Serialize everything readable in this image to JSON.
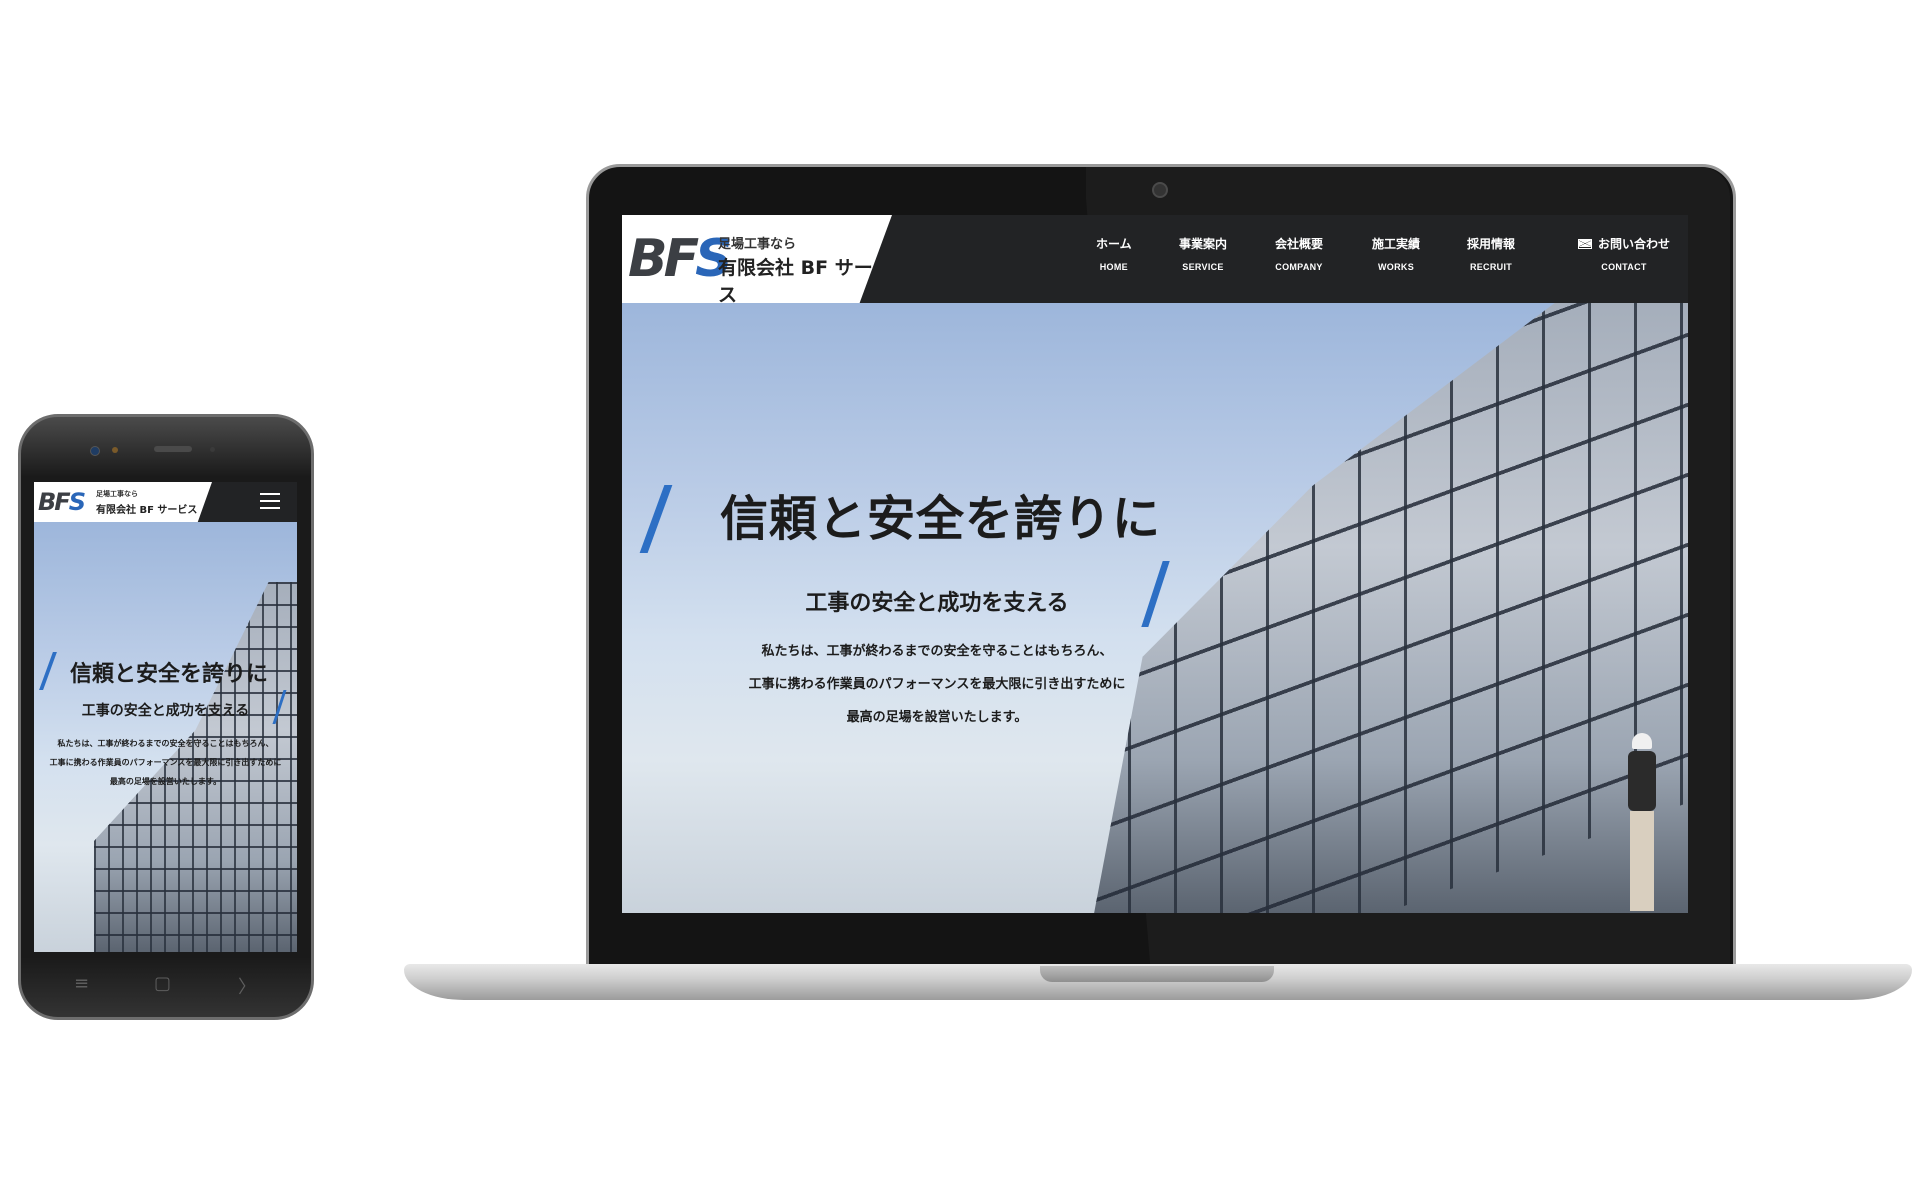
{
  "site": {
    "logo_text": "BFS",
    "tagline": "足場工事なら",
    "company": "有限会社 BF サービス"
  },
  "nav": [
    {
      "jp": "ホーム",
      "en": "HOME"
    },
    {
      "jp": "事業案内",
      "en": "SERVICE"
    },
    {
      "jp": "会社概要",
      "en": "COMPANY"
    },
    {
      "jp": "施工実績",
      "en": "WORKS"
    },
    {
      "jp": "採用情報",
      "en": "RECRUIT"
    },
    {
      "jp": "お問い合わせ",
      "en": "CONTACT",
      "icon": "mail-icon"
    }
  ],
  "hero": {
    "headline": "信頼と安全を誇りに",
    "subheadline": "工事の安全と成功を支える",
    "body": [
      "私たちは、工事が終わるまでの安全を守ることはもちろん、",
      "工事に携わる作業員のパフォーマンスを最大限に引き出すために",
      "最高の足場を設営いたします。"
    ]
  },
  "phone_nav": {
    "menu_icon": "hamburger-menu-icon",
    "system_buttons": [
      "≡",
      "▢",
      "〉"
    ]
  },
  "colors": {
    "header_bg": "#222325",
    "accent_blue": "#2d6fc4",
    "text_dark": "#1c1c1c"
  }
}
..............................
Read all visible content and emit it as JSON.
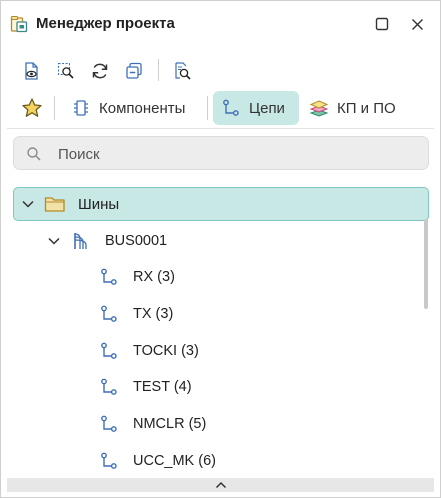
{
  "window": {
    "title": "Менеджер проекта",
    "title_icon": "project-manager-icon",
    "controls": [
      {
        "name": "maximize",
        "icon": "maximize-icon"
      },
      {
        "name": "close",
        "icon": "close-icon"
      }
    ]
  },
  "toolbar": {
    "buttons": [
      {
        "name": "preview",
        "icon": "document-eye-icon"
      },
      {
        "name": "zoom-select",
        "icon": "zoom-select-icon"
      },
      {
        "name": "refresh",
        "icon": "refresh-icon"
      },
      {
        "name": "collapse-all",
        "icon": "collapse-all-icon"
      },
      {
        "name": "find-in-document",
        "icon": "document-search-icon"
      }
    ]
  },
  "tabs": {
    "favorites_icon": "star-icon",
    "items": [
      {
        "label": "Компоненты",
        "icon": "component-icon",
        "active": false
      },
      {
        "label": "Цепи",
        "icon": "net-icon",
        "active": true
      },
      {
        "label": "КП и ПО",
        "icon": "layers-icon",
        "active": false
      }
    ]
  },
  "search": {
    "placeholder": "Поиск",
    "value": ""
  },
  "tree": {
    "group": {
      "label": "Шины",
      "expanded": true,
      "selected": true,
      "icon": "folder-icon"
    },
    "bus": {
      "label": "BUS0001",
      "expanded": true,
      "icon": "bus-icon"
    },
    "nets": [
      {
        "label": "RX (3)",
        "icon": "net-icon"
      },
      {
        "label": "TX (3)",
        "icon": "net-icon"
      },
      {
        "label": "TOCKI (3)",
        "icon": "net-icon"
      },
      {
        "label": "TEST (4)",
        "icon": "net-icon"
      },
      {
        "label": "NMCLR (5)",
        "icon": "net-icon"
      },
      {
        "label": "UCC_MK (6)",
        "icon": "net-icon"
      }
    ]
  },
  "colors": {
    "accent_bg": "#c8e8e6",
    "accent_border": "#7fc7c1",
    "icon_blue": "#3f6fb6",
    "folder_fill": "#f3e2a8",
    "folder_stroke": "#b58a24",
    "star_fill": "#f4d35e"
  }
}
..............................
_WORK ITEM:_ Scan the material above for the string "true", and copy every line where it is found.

_SOLVED PROBLEM:_
        "active": true
      "expanded": true,
      "selected": true,
      "expanded": true,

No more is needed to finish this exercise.